The Maiduguri Diocese is a small, rural, missionary diocese in the Northeastern part of Nigeria, which now has become the hot bed of radical Islam. Blessed with many vocations, it has 36 parishes and serves about 300,000 people in a country of about 170 million people. The population is roughly divided between the predominantly Muslim North and the largely Christian South.
In recent times, Christians have come under severe attack from the Islamic Extremist group Boko Haram. The main area of operations for this group is the area covered by the Maiduguri Diocese. Consequently, many Christians were killed during worship services by suicide bombers, IEDs or gunmen.
These terrorists have also killed people in their homes and businesses. Many women have been widowed and many children have lost one or both parents. The terrorists have abducted and raped many women and forced some to fight for this group. They have destroyed churches and schools. Christians live in constant fear and insecurity.

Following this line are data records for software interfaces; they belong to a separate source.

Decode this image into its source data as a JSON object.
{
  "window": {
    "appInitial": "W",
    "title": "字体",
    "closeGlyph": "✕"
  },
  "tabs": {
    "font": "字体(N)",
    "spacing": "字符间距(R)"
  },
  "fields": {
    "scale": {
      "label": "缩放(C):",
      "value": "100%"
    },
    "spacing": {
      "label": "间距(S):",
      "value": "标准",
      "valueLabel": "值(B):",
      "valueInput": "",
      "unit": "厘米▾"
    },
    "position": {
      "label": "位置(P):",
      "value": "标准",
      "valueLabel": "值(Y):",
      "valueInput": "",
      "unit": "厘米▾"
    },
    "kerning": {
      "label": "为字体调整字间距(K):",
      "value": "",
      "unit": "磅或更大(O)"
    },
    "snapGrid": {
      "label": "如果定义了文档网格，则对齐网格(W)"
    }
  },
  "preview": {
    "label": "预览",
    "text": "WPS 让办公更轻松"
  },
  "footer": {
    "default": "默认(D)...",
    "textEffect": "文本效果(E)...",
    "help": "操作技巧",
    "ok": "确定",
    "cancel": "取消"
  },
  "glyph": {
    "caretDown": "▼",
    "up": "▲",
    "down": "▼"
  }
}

More recently, this group has taken over many towns and villages in their bid to create an Islamic State in the style of ISIS. In recent estimates, 219 of the Chibok school girls are still missing, 11 of their parents have died.
The extremists have killed about 30,000 people among whom are about 5,000 Catholics. The diocese has lost 26 elementary schools, four secondary schools, four convents, three clinics and more than 300 Catholic churches.
Other religions have also suffered losses.
People have lost all their ancestral lands, families have been separated, dreams have been torn apart and livelihoods destroyed. In the midst of all this destruction, it is most important to overcome the despair and hopelessness by comforting and consoling these traumatized victims. Among these traumatized victims are thousands of vulnerable orphans and widows.
Young people remain the future of tomorrow’s Church and society. Many of them were robbed of their parents and their dreams for a better future. It is equally heart rending to see some parents who fear their sons and daughters have been abducted by these heartless terrorists.
Many live in makeshift shelters, since their homes have been destroyed.
The government troops have proven ineffective in protecting the people or combating the insurgents. The people now rely only on God and the prayers of concerned Christians. They wonder what will happen next year since in many parts of the diocese, the people were not able to plant seeds because the Boko Haram militants ambush them on their way to their farms. They may also have a looming food crisis, in addition to this whole unfortunate situation. Still, they hope and pray for the best.
Their Bishop wants to address the pastoral crises by focusing on giving hope to the hopeless. This entails providing food, medical supplies, seeds for planting and mobile schools in the displaced peoples’ camps. The Bishop has emphasized that the focus of the diocese is not rebuilding the churches, rectories and school classrooms, but the rebuilding of the shattered lives of their people, not just Catholics or Christians, but also Muslims affected by the crisis.
First, they need our fervent prayers and secondly, they are humbly asking for our generous financial contribution to help this important project of restoring hope to the despairing. Checks can be made out to St. Joseph Church in Chauvin, with Maiduguri Diocese in the memo.
Posted on Fri, July 24, 2015
by Rev. Wilmer L. Todd